**Directions for this task**
Filter the records for "Incoming" and keep each line that has it.

::: Supplied material

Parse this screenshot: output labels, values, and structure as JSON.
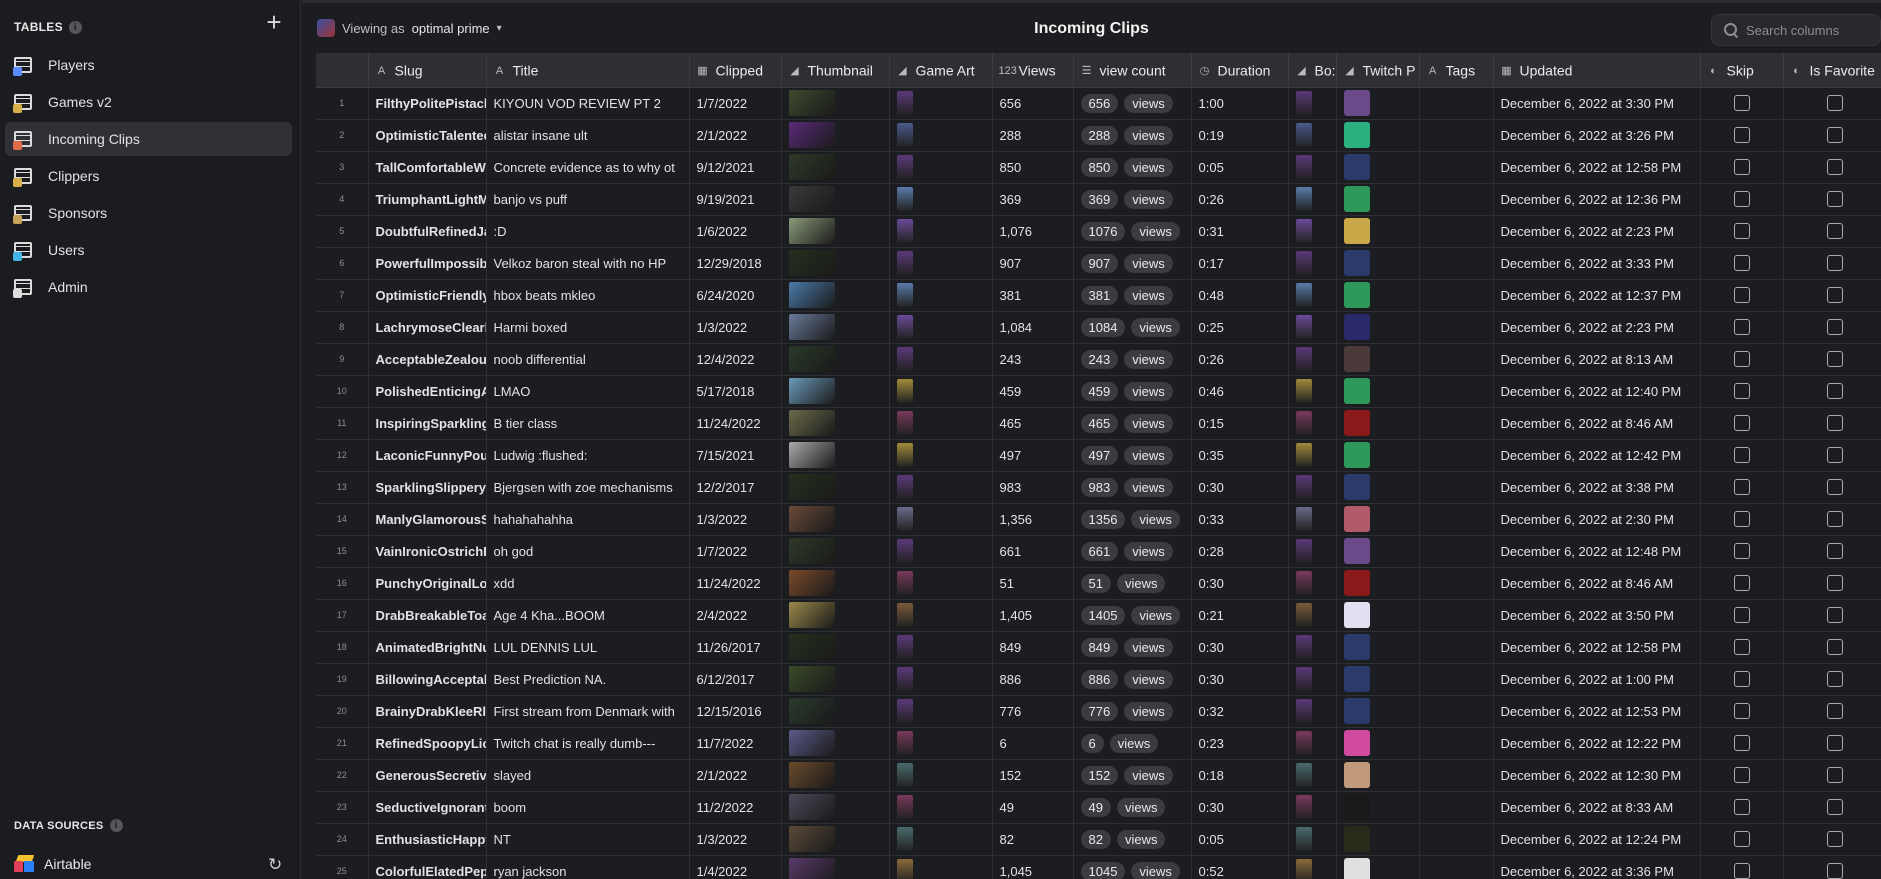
{
  "sidebar": {
    "section_title": "TABLES",
    "items": [
      {
        "label": "Players",
        "dot": "#5b8cff"
      },
      {
        "label": "Games v2",
        "dot": "#d7b04a"
      },
      {
        "label": "Incoming Clips",
        "dot": "#e06c4a"
      },
      {
        "label": "Clippers",
        "dot": "#d7b04a"
      },
      {
        "label": "Sponsors",
        "dot": "#c7a25b"
      },
      {
        "label": "Users",
        "dot": "#41b6e6"
      },
      {
        "label": "Admin",
        "dot": "#dddddd"
      }
    ],
    "active_index": 2,
    "data_sources_title": "DATA SOURCES",
    "data_source": "Airtable"
  },
  "topbar": {
    "viewing_prefix": "Viewing as",
    "viewing_user": "optimal prime",
    "title": "Incoming Clips",
    "search_placeholder": "Search columns"
  },
  "columns": [
    {
      "key": "num",
      "label": "",
      "icon": ""
    },
    {
      "key": "slug",
      "label": "Slug",
      "icon": "A"
    },
    {
      "key": "title",
      "label": "Title",
      "icon": "A"
    },
    {
      "key": "clipped",
      "label": "Clipped",
      "icon": "▦"
    },
    {
      "key": "thumb",
      "label": "Thumbnail",
      "icon": "◢"
    },
    {
      "key": "art",
      "label": "Game Art",
      "icon": "◢"
    },
    {
      "key": "views",
      "label": "Views",
      "icon": "123"
    },
    {
      "key": "vc",
      "label": "view count",
      "icon": "☰"
    },
    {
      "key": "dur",
      "label": "Duration",
      "icon": "◷"
    },
    {
      "key": "box",
      "label": "Bo:",
      "icon": "◢"
    },
    {
      "key": "twitch",
      "label": "Twitch P",
      "icon": "◢"
    },
    {
      "key": "tags",
      "label": "Tags",
      "icon": "A"
    },
    {
      "key": "updated",
      "label": "Updated",
      "icon": "▦"
    },
    {
      "key": "skip",
      "label": "Skip",
      "icon": "◐"
    },
    {
      "key": "fav",
      "label": "Is Favorite",
      "icon": "◐"
    }
  ],
  "views_unit": "views",
  "rows": [
    {
      "n": "1",
      "slug": "FilthyPolitePistach",
      "title": "KIYOUN VOD REVIEW PT 2",
      "clipped": "1/7/2022",
      "views": "656",
      "vc": "656",
      "dur": "1:00",
      "updated": "December 6, 2022 at 3:30 PM",
      "thumb": "#3d4a2e",
      "art": "#5a3a7a",
      "twitch": "#6b4a8a"
    },
    {
      "n": "2",
      "slug": "OptimisticTalented",
      "title": "alistar insane ult",
      "clipped": "2/1/2022",
      "views": "288",
      "vc": "288",
      "dur": "0:19",
      "updated": "December 6, 2022 at 3:26 PM",
      "thumb": "#5a2a7a",
      "art": "#4a5a8a",
      "twitch": "#2bb080"
    },
    {
      "n": "3",
      "slug": "TallComfortableW",
      "title": "Concrete evidence as to why ot",
      "clipped": "9/12/2021",
      "views": "850",
      "vc": "850",
      "dur": "0:05",
      "updated": "December 6, 2022 at 12:58 PM",
      "thumb": "#2e3a28",
      "art": "#5a3a7a",
      "twitch": "#2a3a6a"
    },
    {
      "n": "4",
      "slug": "TriumphantLightM",
      "title": "banjo vs puff",
      "clipped": "9/19/2021",
      "views": "369",
      "vc": "369",
      "dur": "0:26",
      "updated": "December 6, 2022 at 12:36 PM",
      "thumb": "#3a3a3a",
      "art": "#5a7aaa",
      "twitch": "#2e9a5a"
    },
    {
      "n": "5",
      "slug": "DoubtfulRefinedJa",
      "title": ":D",
      "clipped": "1/6/2022",
      "views": "1,076",
      "vc": "1076",
      "dur": "0:31",
      "updated": "December 6, 2022 at 2:23 PM",
      "thumb": "#8a9a7a",
      "art": "#6a4a9a",
      "twitch": "#c9a84a"
    },
    {
      "n": "6",
      "slug": "PowerfulImpossib",
      "title": "Velkoz baron steal with no HP",
      "clipped": "12/29/2018",
      "views": "907",
      "vc": "907",
      "dur": "0:17",
      "updated": "December 6, 2022 at 3:33 PM",
      "thumb": "#26301e",
      "art": "#5a3a7a",
      "twitch": "#2a3a6a"
    },
    {
      "n": "7",
      "slug": "OptimisticFriendly",
      "title": "hbox beats mkleo",
      "clipped": "6/24/2020",
      "views": "381",
      "vc": "381",
      "dur": "0:48",
      "updated": "December 6, 2022 at 12:37 PM",
      "thumb": "#4a7aaa",
      "art": "#5a7aaa",
      "twitch": "#2e9a5a"
    },
    {
      "n": "8",
      "slug": "LachrymoseClearl",
      "title": "Harmi boxed",
      "clipped": "1/3/2022",
      "views": "1,084",
      "vc": "1084",
      "dur": "0:25",
      "updated": "December 6, 2022 at 2:23 PM",
      "thumb": "#6a7a9a",
      "art": "#6a4a9a",
      "twitch": "#2a2a6a"
    },
    {
      "n": "9",
      "slug": "AcceptableZealou",
      "title": "noob differential",
      "clipped": "12/4/2022",
      "views": "243",
      "vc": "243",
      "dur": "0:26",
      "updated": "December 6, 2022 at 8:13 AM",
      "thumb": "#2a3a2a",
      "art": "#5a3a7a",
      "twitch": "#4a3a3a"
    },
    {
      "n": "10",
      "slug": "PolishedEnticingA",
      "title": "LMAO",
      "clipped": "5/17/2018",
      "views": "459",
      "vc": "459",
      "dur": "0:46",
      "updated": "December 6, 2022 at 12:40 PM",
      "thumb": "#6a9aba",
      "art": "#a08a3a",
      "twitch": "#2e9a5a"
    },
    {
      "n": "11",
      "slug": "InspiringSparkling",
      "title": "B tier class",
      "clipped": "11/24/2022",
      "views": "465",
      "vc": "465",
      "dur": "0:15",
      "updated": "December 6, 2022 at 8:46 AM",
      "thumb": "#6a6a4a",
      "art": "#7a3a5a",
      "twitch": "#8a1a1a"
    },
    {
      "n": "12",
      "slug": "LaconicFunnyPoul",
      "title": "Ludwig :flushed:",
      "clipped": "7/15/2021",
      "views": "497",
      "vc": "497",
      "dur": "0:35",
      "updated": "December 6, 2022 at 12:42 PM",
      "thumb": "#aaaaaa",
      "art": "#a08a3a",
      "twitch": "#2e9a5a"
    },
    {
      "n": "13",
      "slug": "SparklingSlipperyI",
      "title": "Bjergsen with zoe mechanisms",
      "clipped": "12/2/2017",
      "views": "983",
      "vc": "983",
      "dur": "0:30",
      "updated": "December 6, 2022 at 3:38 PM",
      "thumb": "#26301e",
      "art": "#5a3a7a",
      "twitch": "#2a3a6a"
    },
    {
      "n": "14",
      "slug": "ManlyGlamorousS",
      "title": "hahahahahha",
      "clipped": "1/3/2022",
      "views": "1,356",
      "vc": "1356",
      "dur": "0:33",
      "updated": "December 6, 2022 at 2:30 PM",
      "thumb": "#6a4a3a",
      "art": "#6a6a8a",
      "twitch": "#b05a6a"
    },
    {
      "n": "15",
      "slug": "VainIronicOstrichE",
      "title": "oh god",
      "clipped": "1/7/2022",
      "views": "661",
      "vc": "661",
      "dur": "0:28",
      "updated": "December 6, 2022 at 12:48 PM",
      "thumb": "#2e3a28",
      "art": "#5a3a7a",
      "twitch": "#6b4a8a"
    },
    {
      "n": "16",
      "slug": "PunchyOriginalLoi",
      "title": "xdd",
      "clipped": "11/24/2022",
      "views": "51",
      "vc": "51",
      "dur": "0:30",
      "updated": "December 6, 2022 at 8:46 AM",
      "thumb": "#7a4a2a",
      "art": "#7a3a5a",
      "twitch": "#8a1a1a"
    },
    {
      "n": "17",
      "slug": "DrabBreakableToa",
      "title": "Age 4 Kha...BOOM",
      "clipped": "2/4/2022",
      "views": "1,405",
      "vc": "1405",
      "dur": "0:21",
      "updated": "December 6, 2022 at 3:50 PM",
      "thumb": "#9a8a4a",
      "art": "#7a5a3a",
      "twitch": "#e0e0f0"
    },
    {
      "n": "18",
      "slug": "AnimatedBrightNu",
      "title": "LUL DENNIS LUL",
      "clipped": "11/26/2017",
      "views": "849",
      "vc": "849",
      "dur": "0:30",
      "updated": "December 6, 2022 at 12:58 PM",
      "thumb": "#26301e",
      "art": "#5a3a7a",
      "twitch": "#2a3a6a"
    },
    {
      "n": "19",
      "slug": "BillowingAcceptab",
      "title": "Best Prediction NA.",
      "clipped": "6/12/2017",
      "views": "886",
      "vc": "886",
      "dur": "0:30",
      "updated": "December 6, 2022 at 1:00 PM",
      "thumb": "#3a4a2a",
      "art": "#5a3a7a",
      "twitch": "#2a3a6a"
    },
    {
      "n": "20",
      "slug": "BrainyDrabKleeRly",
      "title": "First stream from Denmark with",
      "clipped": "12/15/2016",
      "views": "776",
      "vc": "776",
      "dur": "0:32",
      "updated": "December 6, 2022 at 12:53 PM",
      "thumb": "#2a3a2e",
      "art": "#5a3a7a",
      "twitch": "#2a3a6a"
    },
    {
      "n": "21",
      "slug": "RefinedSpoopyLio",
      "title": "Twitch chat is really dumb---",
      "clipped": "11/7/2022",
      "views": "6",
      "vc": "6",
      "dur": "0:23",
      "updated": "December 6, 2022 at 12:22 PM",
      "thumb": "#5a5a8a",
      "art": "#7a3a5a",
      "twitch": "#d04aa0"
    },
    {
      "n": "22",
      "slug": "GenerousSecretiv",
      "title": "slayed",
      "clipped": "2/1/2022",
      "views": "152",
      "vc": "152",
      "dur": "0:18",
      "updated": "December 6, 2022 at 12:30 PM",
      "thumb": "#6a4a2a",
      "art": "#4a6a6a",
      "twitch": "#c09a7a"
    },
    {
      "n": "23",
      "slug": "SeductiveIgnorant",
      "title": "boom",
      "clipped": "11/2/2022",
      "views": "49",
      "vc": "49",
      "dur": "0:30",
      "updated": "December 6, 2022 at 8:33 AM",
      "thumb": "#4a4a5a",
      "art": "#7a3a5a",
      "twitch": "#1a1a1a"
    },
    {
      "n": "24",
      "slug": "EnthusiasticHappy",
      "title": "NT",
      "clipped": "1/3/2022",
      "views": "82",
      "vc": "82",
      "dur": "0:05",
      "updated": "December 6, 2022 at 12:24 PM",
      "thumb": "#5a4a3a",
      "art": "#4a6a6a",
      "twitch": "#2a2a1a"
    },
    {
      "n": "25",
      "slug": "ColorfulElatedPep",
      "title": "ryan jackson",
      "clipped": "1/4/2022",
      "views": "1,045",
      "vc": "1045",
      "dur": "0:52",
      "updated": "December 6, 2022 at 3:36 PM",
      "thumb": "#5a3a6a",
      "art": "#8a6a3a",
      "twitch": "#e0e0e0"
    }
  ]
}
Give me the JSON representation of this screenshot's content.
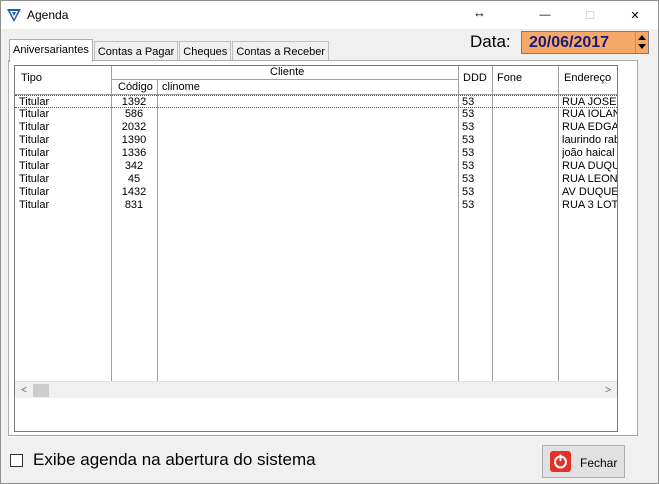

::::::

**Answer to the exercise**
        "label": "Incoming Clips",
    "title": "Incoming Clips",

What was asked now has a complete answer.